(Beginning of RECORDS PROVIDED)

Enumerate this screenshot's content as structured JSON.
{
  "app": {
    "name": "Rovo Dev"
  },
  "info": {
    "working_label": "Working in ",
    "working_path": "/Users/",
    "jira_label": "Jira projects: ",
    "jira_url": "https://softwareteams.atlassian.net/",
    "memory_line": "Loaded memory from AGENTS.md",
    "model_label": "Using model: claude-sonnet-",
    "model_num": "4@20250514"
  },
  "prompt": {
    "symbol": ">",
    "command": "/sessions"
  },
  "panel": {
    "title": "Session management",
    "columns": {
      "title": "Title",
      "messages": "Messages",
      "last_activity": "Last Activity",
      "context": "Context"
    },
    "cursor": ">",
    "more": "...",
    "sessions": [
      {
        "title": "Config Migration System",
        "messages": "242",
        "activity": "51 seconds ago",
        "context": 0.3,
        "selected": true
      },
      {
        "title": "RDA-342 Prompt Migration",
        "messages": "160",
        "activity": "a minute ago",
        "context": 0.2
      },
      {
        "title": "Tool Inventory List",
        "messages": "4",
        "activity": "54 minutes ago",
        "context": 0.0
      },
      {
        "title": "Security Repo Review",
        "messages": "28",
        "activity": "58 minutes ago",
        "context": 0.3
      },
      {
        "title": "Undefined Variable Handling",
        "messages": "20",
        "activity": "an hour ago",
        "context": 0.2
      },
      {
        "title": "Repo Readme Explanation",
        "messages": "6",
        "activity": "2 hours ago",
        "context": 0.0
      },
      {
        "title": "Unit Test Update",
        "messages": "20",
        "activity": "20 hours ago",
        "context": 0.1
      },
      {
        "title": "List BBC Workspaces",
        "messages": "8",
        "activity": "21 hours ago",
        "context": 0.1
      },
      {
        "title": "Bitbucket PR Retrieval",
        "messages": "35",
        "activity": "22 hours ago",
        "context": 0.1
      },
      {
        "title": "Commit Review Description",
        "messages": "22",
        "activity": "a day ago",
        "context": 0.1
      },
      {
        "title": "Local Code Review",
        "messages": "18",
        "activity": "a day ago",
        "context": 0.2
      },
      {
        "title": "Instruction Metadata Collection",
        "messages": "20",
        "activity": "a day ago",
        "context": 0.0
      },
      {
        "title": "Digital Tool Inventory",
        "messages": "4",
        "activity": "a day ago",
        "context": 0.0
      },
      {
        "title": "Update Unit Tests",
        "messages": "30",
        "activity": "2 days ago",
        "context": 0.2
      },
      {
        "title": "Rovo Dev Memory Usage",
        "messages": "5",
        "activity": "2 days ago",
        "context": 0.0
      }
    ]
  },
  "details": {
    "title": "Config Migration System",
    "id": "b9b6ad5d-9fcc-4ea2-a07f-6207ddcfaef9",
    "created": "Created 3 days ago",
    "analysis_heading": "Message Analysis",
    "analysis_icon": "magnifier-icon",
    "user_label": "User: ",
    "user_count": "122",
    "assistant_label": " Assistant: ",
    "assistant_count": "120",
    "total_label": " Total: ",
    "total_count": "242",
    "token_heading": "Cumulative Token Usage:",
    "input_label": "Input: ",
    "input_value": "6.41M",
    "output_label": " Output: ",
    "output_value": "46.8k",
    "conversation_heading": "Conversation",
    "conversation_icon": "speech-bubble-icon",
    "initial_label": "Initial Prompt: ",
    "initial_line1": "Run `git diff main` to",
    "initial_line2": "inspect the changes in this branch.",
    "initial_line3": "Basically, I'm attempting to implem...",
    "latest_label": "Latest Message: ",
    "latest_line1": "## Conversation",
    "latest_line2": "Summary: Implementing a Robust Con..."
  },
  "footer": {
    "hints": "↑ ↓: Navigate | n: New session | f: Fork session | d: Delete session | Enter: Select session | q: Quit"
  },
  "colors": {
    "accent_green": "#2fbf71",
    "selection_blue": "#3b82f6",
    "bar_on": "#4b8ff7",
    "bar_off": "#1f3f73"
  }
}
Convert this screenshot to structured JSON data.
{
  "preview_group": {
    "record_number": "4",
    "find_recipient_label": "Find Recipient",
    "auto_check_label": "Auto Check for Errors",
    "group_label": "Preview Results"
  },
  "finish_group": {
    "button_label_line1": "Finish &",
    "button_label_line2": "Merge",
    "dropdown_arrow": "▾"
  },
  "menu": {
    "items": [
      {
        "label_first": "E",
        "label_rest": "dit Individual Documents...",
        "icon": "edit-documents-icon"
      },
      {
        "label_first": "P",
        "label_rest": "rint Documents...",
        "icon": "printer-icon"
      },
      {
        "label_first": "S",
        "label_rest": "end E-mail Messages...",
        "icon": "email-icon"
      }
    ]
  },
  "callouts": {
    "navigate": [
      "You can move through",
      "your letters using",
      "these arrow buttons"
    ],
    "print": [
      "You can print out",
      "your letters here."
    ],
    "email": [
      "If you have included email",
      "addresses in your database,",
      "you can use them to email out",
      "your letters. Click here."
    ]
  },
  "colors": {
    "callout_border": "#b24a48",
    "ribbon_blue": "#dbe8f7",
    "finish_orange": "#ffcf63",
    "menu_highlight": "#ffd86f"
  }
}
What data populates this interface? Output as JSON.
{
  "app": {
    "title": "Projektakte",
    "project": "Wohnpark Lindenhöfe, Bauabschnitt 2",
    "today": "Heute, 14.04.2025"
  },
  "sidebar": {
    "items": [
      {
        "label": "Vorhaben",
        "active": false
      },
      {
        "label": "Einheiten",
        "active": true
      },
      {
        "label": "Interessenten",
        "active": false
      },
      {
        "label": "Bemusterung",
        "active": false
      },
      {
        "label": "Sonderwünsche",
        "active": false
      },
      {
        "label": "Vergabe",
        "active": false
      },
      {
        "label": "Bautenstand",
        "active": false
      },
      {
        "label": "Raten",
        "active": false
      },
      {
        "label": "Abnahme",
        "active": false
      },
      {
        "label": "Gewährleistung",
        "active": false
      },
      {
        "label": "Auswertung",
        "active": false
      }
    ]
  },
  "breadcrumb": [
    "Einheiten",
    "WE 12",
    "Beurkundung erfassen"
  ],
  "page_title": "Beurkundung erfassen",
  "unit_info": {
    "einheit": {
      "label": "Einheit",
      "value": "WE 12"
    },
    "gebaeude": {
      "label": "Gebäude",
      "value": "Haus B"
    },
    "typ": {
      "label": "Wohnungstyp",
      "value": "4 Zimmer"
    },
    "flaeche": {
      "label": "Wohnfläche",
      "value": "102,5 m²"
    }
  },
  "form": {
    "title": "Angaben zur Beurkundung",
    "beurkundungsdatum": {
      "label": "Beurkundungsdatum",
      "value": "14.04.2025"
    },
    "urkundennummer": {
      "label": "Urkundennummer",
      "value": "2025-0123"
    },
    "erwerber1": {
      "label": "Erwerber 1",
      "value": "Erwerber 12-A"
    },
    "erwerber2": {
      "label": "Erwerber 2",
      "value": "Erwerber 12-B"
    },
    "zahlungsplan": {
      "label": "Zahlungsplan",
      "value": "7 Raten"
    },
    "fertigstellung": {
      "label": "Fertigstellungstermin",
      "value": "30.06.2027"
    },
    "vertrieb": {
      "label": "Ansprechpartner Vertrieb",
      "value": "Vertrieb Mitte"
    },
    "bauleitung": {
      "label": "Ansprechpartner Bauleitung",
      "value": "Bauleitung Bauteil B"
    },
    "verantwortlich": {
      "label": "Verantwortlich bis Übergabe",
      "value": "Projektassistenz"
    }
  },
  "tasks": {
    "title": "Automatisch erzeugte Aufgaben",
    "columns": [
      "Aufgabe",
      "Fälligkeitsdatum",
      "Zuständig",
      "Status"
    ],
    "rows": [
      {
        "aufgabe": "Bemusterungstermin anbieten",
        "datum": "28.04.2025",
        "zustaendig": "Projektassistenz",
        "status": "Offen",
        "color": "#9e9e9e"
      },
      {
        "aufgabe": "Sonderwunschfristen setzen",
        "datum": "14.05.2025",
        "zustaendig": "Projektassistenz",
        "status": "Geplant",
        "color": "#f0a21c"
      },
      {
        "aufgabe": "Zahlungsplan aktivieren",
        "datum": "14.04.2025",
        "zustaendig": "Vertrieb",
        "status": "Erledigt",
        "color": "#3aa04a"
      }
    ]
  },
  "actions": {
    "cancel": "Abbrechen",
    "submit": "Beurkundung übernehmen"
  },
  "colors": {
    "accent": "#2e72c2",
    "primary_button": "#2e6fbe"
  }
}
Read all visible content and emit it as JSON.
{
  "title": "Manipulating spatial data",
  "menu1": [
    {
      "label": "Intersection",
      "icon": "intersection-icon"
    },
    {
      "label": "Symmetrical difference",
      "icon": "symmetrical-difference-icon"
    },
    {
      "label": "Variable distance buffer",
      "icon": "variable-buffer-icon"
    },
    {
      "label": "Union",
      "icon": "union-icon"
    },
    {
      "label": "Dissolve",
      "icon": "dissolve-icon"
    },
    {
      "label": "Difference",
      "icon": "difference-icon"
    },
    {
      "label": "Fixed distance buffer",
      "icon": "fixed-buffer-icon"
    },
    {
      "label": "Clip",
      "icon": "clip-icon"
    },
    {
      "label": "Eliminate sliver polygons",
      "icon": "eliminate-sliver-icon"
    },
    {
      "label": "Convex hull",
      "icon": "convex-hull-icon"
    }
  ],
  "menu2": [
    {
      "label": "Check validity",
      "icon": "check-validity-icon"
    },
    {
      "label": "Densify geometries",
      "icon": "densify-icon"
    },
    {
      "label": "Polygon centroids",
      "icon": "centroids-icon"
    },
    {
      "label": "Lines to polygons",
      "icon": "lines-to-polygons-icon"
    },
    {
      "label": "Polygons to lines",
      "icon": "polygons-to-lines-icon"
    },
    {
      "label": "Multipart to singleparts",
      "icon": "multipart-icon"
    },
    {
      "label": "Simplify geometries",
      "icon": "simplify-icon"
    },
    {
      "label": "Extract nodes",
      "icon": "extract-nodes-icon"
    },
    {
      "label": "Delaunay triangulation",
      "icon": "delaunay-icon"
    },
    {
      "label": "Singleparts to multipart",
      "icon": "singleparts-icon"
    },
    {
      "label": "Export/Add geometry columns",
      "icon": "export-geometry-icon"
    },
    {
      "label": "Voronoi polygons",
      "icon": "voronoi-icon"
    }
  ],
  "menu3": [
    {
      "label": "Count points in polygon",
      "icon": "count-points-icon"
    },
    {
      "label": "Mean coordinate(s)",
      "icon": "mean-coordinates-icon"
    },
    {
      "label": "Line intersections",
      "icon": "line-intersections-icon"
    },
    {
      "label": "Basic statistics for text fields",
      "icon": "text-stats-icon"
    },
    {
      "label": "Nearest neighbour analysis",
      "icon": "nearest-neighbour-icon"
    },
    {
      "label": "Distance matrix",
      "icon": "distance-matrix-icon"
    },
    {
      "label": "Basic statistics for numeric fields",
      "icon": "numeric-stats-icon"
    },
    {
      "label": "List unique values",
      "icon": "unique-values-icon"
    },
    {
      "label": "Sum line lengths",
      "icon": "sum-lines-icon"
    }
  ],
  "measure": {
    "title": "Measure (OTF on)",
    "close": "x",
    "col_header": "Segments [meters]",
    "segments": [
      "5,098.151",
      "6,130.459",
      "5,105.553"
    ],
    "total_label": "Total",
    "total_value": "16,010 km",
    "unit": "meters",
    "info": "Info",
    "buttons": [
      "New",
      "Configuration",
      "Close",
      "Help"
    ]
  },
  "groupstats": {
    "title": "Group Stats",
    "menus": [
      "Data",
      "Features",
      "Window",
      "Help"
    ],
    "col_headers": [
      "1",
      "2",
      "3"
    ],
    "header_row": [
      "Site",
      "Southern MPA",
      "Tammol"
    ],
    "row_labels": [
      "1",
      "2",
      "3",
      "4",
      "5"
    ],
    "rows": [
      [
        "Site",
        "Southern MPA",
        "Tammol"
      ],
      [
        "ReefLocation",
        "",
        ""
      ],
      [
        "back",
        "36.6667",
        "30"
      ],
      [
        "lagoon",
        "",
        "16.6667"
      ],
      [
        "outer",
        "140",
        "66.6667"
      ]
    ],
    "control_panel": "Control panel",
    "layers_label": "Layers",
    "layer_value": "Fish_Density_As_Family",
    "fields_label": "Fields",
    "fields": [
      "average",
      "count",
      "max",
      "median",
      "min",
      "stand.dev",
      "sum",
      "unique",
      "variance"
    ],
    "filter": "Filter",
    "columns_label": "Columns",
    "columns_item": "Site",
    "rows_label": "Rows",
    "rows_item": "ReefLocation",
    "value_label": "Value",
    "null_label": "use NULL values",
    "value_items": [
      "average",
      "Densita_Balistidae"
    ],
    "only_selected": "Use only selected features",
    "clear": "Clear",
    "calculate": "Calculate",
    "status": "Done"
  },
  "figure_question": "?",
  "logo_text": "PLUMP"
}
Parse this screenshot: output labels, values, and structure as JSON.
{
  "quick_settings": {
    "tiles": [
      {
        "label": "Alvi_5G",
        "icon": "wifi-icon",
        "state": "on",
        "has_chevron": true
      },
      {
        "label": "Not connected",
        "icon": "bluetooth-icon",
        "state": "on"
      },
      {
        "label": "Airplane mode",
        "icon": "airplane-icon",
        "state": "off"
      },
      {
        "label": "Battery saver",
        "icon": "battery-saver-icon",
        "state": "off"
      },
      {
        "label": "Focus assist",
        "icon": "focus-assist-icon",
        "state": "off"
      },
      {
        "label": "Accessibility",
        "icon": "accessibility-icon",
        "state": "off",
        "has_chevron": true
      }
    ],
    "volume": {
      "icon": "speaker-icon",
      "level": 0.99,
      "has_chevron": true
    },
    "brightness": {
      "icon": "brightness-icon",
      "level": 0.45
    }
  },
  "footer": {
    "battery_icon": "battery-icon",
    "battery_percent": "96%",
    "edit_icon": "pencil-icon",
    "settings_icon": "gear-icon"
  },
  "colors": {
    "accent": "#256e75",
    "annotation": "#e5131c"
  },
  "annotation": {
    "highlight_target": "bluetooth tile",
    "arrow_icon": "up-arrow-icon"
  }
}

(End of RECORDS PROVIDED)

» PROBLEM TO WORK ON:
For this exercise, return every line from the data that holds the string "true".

» ANSWER TO THE EXERCISE:
        "selected": true
        "active": true
        "has_chevron": true
        "has_chevron": true
      "has_chevron": true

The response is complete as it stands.